**WORK TASK:** Your reply should be made up of every line in the records below that holds the string "high".

Records contained in a dataset:
>>>
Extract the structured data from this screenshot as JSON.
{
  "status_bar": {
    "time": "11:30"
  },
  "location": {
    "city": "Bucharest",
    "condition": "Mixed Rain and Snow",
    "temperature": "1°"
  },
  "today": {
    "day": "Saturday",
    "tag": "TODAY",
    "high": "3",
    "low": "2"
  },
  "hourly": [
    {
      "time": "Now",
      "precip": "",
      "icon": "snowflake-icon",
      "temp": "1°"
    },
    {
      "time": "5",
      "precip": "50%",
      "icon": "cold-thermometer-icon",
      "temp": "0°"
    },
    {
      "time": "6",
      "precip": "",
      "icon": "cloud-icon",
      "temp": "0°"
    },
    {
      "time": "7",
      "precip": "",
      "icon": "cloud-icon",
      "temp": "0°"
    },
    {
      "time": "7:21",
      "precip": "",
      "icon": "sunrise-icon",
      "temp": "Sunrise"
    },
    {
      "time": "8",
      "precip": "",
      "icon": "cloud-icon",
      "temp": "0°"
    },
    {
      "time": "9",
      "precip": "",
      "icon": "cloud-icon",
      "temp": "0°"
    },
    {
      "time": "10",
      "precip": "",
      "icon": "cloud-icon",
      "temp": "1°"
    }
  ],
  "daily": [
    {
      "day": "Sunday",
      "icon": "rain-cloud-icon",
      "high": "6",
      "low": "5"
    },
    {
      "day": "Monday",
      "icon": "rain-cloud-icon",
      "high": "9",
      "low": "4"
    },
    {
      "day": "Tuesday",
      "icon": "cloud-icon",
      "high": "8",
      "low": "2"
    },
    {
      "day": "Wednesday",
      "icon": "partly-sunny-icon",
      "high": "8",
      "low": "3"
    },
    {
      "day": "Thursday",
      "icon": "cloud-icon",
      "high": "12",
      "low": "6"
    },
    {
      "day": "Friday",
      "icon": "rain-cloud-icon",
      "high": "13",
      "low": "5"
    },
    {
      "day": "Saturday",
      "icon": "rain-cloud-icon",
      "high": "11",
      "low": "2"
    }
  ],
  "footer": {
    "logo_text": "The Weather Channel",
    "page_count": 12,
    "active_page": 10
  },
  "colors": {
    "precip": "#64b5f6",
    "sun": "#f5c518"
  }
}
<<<
**FINISHED TASK:**
    "high": "3",
      "high": "6",
      "high": "9",
      "high": "8",
      "high": "8",
      "high": "12",
      "high": "13",
      "high": "11",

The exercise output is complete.